And I believe Keating when he tells me half the works on the market are fakes. I only buy artworks direct from the artist or if I spot something of interest on a flea market for very little money.
I once went to a sale at Sotheby's where I noticed an unsigned horse painting that we had previously sold, was now signed by Sir Alfred Munnings. I informed my boss, he phoned Sotheby's, and the well-known Bond St gallery owner who was selling it, was banned for several years. They're all at it.Delete
My step-father bought of load of old pictures at auction for a song, he wanted the glass for his greenhouse. Amongst them was an etching by Rembrandt. Probably wasn't worth much but he was always very proud of his Rembrandt!ReplyDelete
They very much depend on what 'state' they are. An early pressing (state) can be worth quite a lot, but the later pressings, that have probably been re-worked several times, can be bought for peanuts. Even so, it's always good to say you own a Rembrandt.Delete
I so enjoy reading these post about your life in the art galleries and auction. I have always wanted to visit Sotheby'sReplyDelete
cheers, parsnip and badger
I used to go quite often, both as buyer and seller. Not all their sales are in the millions.Delete
I love the illustration at the top Cro.ReplyDelete
Good isn't it; the little engraving was even better.Delete
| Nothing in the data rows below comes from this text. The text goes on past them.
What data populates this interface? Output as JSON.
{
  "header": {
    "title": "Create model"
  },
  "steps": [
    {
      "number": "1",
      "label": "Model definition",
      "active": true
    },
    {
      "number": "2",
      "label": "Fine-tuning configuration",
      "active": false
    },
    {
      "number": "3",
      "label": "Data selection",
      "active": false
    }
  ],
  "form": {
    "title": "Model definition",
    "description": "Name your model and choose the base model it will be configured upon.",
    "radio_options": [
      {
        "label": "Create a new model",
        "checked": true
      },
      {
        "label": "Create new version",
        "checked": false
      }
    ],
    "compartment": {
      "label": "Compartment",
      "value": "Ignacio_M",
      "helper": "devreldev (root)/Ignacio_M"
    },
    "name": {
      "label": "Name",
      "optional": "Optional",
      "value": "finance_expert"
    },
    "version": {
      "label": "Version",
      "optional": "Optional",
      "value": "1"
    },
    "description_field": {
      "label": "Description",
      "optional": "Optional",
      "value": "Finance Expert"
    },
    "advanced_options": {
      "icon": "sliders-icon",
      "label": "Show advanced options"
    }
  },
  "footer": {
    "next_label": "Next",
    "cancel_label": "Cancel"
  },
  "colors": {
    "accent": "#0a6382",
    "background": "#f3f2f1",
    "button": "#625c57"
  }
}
The diamond business and the art world have much in common and many leading diamond merchants are interested in modern art. I am afraid this is based on the fact that both markets are very similar, value is in the eye of the beholder, rarity commands a premium and very few people really understand what is going on. Add to this the fact that art and diamonds are both very useful means of moving money around very quietly. If you look at how much stolen artwork taken by the Nazis is still missing you will get my point. Sharp practice would appear to be abundant in both. Oh what a tangled web we weave etc etc.ReplyDelete
After 30 years in the diamond business I am safely out of it, gardening and watching the world go by. Before you ask no I do not have any diamonds, you would be surprised at what an inefficient source of wealth they are unless you are well connected, already rich and know exactly what you are doing. I was never in that situation, I made a living by being honest, something that crooks appreciate more than an honest person might suppose.
I imagine we could add Stamp Dealing to the list. Another good way of moving money; as long as you know what you're doing. The big difference, of course, is that we buy paintings to embellish our homes, and demonstrate our wealth and good taste!Delete
Chicanery everywhere...very depresseing.ReplyDelete
Anywhere there is money to be made, there are people who will make it dishonestly.Delete